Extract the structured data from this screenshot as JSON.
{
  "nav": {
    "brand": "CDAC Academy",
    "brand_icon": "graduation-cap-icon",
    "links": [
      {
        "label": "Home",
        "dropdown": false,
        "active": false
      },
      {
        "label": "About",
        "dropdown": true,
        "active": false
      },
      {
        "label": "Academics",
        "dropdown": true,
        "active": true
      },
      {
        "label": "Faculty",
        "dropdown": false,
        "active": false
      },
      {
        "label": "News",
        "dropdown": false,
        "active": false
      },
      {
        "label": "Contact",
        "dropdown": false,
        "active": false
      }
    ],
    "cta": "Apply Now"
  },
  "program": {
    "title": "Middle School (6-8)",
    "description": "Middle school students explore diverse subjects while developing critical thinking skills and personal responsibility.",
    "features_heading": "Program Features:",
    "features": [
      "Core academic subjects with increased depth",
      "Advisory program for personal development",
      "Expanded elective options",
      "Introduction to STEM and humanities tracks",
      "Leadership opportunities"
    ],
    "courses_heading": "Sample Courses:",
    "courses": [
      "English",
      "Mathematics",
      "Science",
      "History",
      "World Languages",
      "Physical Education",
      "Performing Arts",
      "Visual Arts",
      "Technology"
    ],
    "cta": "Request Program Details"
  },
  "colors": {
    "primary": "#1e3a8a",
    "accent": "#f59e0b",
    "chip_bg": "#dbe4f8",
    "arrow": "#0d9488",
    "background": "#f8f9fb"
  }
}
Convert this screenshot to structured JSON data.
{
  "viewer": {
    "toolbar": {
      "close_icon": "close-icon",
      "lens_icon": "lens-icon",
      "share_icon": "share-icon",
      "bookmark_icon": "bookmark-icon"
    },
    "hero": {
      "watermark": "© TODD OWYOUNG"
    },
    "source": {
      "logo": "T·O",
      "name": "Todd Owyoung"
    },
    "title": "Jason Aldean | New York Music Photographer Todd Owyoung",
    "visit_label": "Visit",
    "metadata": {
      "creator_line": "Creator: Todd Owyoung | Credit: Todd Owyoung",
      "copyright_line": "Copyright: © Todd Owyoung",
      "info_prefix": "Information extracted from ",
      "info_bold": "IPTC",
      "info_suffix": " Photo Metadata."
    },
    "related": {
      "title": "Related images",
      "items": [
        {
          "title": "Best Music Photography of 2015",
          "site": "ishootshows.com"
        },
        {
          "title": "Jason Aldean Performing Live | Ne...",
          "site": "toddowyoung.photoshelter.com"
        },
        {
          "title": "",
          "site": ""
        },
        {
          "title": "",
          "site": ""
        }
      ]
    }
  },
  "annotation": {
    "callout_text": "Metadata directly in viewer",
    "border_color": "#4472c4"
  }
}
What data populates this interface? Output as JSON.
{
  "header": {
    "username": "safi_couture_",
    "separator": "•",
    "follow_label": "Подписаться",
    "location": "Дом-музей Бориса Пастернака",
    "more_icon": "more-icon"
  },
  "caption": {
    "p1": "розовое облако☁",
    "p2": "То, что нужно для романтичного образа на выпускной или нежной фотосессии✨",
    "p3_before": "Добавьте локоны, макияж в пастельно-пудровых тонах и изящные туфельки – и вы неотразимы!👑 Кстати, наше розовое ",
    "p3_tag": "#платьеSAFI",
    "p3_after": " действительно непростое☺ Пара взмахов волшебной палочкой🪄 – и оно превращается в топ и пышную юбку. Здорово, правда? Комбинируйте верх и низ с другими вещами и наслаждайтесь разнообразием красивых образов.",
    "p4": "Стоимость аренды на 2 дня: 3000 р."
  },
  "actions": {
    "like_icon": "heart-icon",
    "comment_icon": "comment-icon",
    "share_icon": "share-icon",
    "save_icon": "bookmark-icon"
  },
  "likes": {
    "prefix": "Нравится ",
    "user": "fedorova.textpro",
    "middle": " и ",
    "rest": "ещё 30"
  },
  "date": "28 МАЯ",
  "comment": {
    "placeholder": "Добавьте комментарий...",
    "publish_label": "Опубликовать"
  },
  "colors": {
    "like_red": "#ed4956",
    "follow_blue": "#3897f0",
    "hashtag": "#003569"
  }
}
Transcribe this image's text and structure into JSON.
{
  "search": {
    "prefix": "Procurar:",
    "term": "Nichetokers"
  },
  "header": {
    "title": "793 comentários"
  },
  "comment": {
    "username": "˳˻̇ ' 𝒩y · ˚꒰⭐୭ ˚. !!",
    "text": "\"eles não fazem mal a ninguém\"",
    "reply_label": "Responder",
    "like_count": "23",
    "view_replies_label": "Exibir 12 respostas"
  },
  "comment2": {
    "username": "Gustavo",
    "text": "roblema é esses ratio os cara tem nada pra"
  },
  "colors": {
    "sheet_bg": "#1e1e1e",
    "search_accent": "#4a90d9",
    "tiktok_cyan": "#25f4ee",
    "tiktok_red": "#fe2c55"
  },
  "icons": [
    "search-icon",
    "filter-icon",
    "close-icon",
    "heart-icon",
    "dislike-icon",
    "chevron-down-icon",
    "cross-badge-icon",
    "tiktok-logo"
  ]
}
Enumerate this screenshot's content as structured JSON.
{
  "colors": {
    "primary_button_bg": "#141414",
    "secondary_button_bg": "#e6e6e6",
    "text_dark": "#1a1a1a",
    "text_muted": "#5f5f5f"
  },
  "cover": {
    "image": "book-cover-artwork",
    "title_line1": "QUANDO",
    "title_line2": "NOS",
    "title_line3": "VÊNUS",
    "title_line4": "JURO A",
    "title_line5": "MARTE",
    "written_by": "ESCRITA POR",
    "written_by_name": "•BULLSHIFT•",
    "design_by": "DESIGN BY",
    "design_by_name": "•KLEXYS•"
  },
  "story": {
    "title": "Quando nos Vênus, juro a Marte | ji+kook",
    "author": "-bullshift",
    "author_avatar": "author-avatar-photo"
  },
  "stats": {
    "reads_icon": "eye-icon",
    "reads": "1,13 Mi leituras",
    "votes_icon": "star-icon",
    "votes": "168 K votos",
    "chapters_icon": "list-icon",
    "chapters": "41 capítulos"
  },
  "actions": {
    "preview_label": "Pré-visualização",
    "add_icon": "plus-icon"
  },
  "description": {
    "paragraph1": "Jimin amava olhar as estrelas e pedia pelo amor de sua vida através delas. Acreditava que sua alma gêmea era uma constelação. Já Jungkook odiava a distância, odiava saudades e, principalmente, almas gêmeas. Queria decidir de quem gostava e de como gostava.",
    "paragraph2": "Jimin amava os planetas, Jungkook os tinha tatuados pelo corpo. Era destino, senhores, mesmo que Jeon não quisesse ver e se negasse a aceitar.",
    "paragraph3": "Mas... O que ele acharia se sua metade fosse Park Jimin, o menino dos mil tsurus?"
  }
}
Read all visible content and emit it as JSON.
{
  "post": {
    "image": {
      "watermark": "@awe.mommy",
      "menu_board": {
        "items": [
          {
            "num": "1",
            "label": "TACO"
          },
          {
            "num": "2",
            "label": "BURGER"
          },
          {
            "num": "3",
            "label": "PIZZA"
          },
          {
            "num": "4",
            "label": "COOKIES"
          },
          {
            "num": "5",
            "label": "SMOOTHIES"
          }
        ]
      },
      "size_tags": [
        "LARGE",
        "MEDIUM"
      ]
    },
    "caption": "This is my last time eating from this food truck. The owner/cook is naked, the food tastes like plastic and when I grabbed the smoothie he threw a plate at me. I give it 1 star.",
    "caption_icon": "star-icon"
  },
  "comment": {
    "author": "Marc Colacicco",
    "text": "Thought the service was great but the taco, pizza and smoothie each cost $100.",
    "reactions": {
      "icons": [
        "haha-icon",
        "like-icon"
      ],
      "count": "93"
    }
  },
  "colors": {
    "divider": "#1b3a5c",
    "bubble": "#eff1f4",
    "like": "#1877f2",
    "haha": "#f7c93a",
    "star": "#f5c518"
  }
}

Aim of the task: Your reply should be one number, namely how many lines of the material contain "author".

Task output: 3